Amazon Japan raises cost of Prime membership for first time in 11 years.
The Japan Times gave the best run down of what’s going on. The article is here.
In a nutshell,
The annual price for shipping, video-streaming and an array of other services rose by 26 percent to ¥4,900 ($44) starting from Friday, the Seattle-based company said in a statement the same day. Fees for monthly users were raised by ¥100 to ¥500 per month.
As a background to this fee increase, there was a recent antitrust ruling against Amazon Japan. It involved a new points system they were forcing on sellers. I meant to post about it, but this same article sums up what happened.
Meanwhile, the Fair Trade Commission said Thursday it had terminated an antitrust investigation into Amazon Japan G.K.’s planned reward point program.
The move followed a decision by the unit of Amazon.com Inc. to withdraw a plan that would have obliged all sellers using its online shopping platform to provide reward points. The FTC judged that Amazon Japan’s decision resolved concerns over potential abuse of its dominant bargaining position.
The probe began after Amazon Japan said in February it would offer customers reward points worth at least 1 percent of purchase amounts for all items from late May.
Under the program, sellers using the company’s platform would have shouldered the costs for the reward points.
On Wednesday, Amazon Japan said it will allow each seller to decide a reward point policy on its own.
I’ve been using the same delivery companies in Japan since the end of the 1990’s, and I have seen first hand, the effect of the growth of Amazon Japan on physical and mental health of the delivery drivers. The once friendly guys who would stop and chat, noticeably began to run faster and clearly looked more stressed and weary! This is probably a conversation for another time, but winning the Amazon Japan “partnered carrier” contract was a curse for the company that won it. With the eventual push back from the delivery companies, something had to give.

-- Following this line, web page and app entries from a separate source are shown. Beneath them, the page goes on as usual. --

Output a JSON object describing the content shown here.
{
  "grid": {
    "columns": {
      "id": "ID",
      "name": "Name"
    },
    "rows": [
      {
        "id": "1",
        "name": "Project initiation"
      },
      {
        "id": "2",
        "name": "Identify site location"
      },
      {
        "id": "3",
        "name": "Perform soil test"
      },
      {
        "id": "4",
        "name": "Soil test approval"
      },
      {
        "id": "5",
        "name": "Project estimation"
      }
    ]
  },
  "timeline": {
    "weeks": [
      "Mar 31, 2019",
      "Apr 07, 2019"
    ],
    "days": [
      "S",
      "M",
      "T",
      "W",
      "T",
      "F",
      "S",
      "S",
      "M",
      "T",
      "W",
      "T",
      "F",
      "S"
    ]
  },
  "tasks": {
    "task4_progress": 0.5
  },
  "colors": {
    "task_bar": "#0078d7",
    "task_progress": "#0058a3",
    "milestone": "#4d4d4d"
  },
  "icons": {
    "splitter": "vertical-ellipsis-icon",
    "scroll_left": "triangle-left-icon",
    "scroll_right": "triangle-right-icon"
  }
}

Amazon had to get more money from somewhere. Trying to force sellers to to shoulder the burden of these higher costs was prevented by the FTC, and so now the costs will be passed directly on to customers. On the plus side, Amazon has resisted raising the Free shipping threshold of 2,000 yen. That hasn’t changed since it was imposed. (I posted about this in April 2016.)
However, there is prospect of a recession looming this October. Now, that is definitely something I will post about!